Attending career fairs and industry conferences goes beyond information gathering; it also serves as a great opportunity to capture the interest of potential employers. When you’re networking with professionals at job fairs, you’ll get the chance to engage with a diverse range of employers. Even virtual events allow you to explore workplaces and learn more about job specifics and work environments.
Networking with other professionals — even if they’re not in your target industry — is a powerful tool that can open doors to unexpected opportunities. (After all, you’ll often hear people say that getting a job offer isn’t dependent on just what you know … it’s also who you know.)
So expand the circle of who you know. Attend industry conferences, seminars, and workshops. Connect with professionals in person and online, and don’t hesitate to reach out for informational interviews. Building a strong professional network can offer insights and mentorship and even lead to job offers.
Your campus is a treasure trove of professional development resources waiting to be explored. Ask about career counseling sessions to gain insights into potential opportunities aligned with your field of study. Have the career center team review your resume and implement their suggestions for improving it. Leverage networking events organized by your college or high school to connect with professionals and alums who can offer guidance and open doors to opportunities.

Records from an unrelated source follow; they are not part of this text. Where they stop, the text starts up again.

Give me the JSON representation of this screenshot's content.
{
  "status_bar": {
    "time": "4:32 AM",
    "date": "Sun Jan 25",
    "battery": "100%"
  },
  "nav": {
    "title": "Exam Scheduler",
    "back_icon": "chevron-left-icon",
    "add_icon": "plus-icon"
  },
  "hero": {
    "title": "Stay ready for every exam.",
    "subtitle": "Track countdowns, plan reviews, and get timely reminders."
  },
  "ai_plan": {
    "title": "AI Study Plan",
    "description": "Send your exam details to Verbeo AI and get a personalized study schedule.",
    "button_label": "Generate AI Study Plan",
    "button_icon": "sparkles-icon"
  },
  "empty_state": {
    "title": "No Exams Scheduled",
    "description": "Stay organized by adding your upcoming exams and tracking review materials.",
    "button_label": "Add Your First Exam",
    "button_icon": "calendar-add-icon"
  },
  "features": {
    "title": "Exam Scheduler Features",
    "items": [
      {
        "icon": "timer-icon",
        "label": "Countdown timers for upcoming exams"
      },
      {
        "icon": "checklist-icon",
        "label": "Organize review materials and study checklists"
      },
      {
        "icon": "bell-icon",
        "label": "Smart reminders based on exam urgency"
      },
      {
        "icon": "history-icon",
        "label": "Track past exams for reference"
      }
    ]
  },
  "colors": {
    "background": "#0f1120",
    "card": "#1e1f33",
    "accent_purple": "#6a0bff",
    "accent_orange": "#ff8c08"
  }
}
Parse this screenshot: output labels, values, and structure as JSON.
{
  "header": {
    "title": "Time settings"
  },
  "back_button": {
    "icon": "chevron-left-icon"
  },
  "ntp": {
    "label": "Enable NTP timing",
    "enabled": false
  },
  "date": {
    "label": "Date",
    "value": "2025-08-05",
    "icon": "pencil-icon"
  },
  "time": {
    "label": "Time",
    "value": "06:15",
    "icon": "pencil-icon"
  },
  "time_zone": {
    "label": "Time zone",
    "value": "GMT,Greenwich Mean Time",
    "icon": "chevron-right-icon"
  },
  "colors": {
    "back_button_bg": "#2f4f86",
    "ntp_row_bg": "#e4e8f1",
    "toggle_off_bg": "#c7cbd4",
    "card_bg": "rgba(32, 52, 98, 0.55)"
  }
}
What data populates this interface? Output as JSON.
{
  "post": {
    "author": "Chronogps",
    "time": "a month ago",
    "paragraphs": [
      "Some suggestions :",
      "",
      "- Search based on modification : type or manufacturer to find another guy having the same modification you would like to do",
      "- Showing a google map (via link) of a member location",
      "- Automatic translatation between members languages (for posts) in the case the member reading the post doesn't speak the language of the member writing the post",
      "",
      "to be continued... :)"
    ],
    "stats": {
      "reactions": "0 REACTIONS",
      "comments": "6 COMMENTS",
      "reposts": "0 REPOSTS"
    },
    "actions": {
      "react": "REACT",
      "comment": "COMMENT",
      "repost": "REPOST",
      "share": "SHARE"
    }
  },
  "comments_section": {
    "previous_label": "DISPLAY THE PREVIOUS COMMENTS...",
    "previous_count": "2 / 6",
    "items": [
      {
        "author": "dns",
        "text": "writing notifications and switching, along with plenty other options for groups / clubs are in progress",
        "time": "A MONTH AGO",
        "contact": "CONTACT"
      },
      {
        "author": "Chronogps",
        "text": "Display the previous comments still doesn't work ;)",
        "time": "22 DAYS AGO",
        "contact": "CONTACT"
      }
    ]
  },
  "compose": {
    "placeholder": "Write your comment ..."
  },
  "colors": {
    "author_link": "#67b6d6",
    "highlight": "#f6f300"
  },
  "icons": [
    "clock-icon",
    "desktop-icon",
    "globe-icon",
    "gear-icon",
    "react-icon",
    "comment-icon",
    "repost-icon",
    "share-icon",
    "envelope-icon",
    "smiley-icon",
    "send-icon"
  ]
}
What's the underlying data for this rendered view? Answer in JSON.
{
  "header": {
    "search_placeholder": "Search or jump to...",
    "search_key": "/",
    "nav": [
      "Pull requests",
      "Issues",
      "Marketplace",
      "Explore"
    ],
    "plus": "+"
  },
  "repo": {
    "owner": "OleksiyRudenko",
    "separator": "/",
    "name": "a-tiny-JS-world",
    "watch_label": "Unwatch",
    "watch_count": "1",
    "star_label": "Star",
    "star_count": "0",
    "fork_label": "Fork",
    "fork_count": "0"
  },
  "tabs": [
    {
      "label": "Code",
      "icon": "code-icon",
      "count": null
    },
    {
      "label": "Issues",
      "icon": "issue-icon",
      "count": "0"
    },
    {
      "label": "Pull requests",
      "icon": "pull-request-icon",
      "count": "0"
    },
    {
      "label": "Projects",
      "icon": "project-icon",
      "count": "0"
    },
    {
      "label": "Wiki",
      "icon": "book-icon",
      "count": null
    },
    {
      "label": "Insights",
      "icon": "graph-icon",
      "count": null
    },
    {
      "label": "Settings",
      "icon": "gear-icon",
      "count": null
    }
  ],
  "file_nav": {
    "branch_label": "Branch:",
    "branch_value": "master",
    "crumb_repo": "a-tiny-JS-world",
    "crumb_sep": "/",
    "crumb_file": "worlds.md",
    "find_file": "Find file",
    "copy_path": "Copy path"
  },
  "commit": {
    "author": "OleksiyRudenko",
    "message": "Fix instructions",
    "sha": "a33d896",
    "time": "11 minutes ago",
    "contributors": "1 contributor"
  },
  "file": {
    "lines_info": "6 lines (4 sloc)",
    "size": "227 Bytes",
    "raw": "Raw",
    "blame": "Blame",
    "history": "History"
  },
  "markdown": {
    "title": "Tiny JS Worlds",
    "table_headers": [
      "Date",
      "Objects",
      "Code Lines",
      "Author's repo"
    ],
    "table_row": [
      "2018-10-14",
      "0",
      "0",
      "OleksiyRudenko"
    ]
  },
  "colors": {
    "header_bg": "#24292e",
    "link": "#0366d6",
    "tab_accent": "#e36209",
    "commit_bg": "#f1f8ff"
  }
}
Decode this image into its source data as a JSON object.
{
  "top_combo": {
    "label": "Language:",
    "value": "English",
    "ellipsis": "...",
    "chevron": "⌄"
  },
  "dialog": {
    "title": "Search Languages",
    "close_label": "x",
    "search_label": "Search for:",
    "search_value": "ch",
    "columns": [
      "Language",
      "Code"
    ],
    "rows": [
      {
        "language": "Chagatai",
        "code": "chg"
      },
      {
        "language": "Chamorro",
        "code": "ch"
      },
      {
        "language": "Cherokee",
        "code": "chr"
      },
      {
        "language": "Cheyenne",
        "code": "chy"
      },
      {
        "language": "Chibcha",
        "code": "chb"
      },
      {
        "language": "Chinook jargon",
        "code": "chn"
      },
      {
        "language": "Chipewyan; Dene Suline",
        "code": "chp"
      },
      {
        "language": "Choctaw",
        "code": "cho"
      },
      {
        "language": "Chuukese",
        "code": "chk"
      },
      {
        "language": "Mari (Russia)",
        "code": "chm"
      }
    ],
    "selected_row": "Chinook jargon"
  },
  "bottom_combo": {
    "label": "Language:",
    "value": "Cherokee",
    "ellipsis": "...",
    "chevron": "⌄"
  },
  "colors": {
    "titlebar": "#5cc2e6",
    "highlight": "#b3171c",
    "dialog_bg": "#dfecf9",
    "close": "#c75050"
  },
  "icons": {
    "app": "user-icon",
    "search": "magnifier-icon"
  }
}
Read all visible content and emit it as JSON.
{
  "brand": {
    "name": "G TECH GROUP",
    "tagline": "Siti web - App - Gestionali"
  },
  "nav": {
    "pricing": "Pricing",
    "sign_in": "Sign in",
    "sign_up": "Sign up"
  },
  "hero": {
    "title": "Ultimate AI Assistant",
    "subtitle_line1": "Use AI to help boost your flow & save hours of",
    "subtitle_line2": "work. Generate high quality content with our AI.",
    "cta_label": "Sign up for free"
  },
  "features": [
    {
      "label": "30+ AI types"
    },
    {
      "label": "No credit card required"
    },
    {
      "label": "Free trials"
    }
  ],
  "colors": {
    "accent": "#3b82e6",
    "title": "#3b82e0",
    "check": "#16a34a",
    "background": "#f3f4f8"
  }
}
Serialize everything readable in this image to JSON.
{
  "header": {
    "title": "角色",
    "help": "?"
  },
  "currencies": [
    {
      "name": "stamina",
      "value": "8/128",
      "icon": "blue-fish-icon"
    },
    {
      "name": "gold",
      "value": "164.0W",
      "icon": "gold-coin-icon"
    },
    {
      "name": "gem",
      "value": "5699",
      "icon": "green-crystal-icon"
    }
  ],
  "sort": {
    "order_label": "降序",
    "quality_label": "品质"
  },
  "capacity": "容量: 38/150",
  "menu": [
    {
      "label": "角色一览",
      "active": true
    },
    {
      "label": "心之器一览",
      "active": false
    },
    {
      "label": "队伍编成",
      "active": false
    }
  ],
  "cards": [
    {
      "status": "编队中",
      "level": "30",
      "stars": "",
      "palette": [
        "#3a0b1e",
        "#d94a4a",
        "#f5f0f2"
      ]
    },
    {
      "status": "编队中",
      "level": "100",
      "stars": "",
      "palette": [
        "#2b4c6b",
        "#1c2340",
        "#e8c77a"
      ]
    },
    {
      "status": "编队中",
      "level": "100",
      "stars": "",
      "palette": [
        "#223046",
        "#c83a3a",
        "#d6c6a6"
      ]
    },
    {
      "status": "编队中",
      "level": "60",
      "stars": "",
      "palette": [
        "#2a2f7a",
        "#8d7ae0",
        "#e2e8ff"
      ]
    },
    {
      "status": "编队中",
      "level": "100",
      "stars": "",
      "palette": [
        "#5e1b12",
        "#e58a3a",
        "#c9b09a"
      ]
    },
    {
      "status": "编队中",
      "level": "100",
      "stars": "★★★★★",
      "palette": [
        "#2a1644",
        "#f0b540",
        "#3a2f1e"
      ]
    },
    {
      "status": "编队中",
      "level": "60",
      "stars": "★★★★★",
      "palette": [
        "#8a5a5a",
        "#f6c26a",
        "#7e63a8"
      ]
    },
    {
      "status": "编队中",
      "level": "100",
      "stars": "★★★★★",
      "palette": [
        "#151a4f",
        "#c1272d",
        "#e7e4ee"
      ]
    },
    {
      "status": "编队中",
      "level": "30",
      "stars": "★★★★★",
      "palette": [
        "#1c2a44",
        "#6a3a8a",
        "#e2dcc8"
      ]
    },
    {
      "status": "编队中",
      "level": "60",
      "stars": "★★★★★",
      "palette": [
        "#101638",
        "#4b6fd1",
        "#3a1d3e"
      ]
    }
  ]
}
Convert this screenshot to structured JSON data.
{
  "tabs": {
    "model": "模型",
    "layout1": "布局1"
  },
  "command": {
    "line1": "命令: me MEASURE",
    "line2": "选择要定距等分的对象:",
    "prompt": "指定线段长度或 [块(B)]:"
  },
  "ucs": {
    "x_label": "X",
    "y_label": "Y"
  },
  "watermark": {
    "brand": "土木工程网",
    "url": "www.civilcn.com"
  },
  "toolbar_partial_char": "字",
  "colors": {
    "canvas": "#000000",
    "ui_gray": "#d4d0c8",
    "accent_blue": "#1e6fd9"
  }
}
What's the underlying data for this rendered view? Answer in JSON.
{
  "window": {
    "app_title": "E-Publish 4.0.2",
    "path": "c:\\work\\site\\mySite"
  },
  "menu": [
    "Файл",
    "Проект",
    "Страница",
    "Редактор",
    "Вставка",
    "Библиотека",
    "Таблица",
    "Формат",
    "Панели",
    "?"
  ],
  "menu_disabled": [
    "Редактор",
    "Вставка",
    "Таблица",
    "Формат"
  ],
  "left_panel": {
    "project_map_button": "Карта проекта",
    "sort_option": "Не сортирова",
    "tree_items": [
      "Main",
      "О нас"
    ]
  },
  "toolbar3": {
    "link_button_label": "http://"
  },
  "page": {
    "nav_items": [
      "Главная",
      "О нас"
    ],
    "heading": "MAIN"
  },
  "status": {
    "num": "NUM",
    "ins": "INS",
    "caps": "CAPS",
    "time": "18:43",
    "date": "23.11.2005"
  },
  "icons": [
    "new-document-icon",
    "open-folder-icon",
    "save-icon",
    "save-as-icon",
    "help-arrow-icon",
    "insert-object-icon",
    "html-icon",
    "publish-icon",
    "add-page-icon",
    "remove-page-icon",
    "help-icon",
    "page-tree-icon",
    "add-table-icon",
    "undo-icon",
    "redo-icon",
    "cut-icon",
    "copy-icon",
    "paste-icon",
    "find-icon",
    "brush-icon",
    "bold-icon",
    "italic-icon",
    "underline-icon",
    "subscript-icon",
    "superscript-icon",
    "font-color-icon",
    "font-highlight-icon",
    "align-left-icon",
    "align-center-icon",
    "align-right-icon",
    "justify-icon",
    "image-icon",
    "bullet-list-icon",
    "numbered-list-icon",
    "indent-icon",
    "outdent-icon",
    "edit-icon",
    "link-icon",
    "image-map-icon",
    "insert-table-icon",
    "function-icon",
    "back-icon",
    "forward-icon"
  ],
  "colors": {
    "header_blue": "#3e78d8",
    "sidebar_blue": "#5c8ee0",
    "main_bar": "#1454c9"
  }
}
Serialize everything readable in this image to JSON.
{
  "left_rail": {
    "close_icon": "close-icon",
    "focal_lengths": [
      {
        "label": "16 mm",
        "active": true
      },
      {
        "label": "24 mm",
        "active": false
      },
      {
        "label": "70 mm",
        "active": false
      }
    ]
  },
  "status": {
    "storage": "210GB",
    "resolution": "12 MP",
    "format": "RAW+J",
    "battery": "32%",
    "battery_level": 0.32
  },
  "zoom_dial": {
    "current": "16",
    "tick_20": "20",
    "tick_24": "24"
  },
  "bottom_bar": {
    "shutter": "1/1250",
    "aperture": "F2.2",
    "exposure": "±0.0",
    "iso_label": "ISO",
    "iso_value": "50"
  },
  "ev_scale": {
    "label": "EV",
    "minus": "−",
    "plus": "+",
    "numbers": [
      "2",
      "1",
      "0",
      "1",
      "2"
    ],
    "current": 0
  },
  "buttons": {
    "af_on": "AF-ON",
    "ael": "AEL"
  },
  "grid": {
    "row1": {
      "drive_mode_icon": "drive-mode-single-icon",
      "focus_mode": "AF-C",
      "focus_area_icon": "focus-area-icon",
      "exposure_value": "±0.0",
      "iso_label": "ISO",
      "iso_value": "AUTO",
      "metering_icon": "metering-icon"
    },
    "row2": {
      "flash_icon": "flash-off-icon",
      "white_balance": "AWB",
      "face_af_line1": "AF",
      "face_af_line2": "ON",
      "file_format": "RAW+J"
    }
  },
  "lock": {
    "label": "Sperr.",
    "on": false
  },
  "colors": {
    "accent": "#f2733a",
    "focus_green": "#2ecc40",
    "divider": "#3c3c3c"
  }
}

Teachers, professors, and alums can also be important resources. Thanks to their extensive experience and connections with the community, many of them may have the keys to unlock doors of opportunities you didn’t even know existed.
If you’ve got an hour and a burning desire to better understand what your dream job is really like, then it’s time to schedule a few informational interviews. Reach out to professionals, ask for a Zoom (or in-person) meeting, and take advantage of your time together to learn more about their career journey and get advice for embarking on yours.
The early bird catches the worm, and the early career seeker catches the opportunity. Begin your quest for practical experience early in your academic journey (even if it feels too early). Don’t be disheartened if you face initial rejections; persistence often pays off. Remember, every “no” brings you one step closer to that “yes.” (And even seasoned veterans sometimes hear “no.”)
Your resume and cover letter are your first impression on potential employers. Make them stand out! Tailor your resume to highlight relevant coursework, skills, and extracurricular activities showcasing your commitment and passion. Craft a compelling cover letter that expresses your interest and aligns your skills with the prospective employer’s needs.
Then don’t forget: As you gain all these amazing professional development experiences, document them. That means keeping your resume updated and even developing a portfolio that showcases the projects, achievements, and skills you’ve acquired along the way. Both will become powerful tools during job interviews, demonstrating your practical knowledge and commitment to professional development.
Gaining practical, job-related experience while still in school or over summer vacation isn’t about just ticking a box; it’s about investing in your future. By starting early, leveraging resources, and embracing a proactive approach, you can pave the way for a successful and fulfilling career through professional development. So, gear up, embrace the opportunities, and let your journey toward practical experience begin!
And if you need some help with your resume, just contact me today. I’d love to share how I can support you!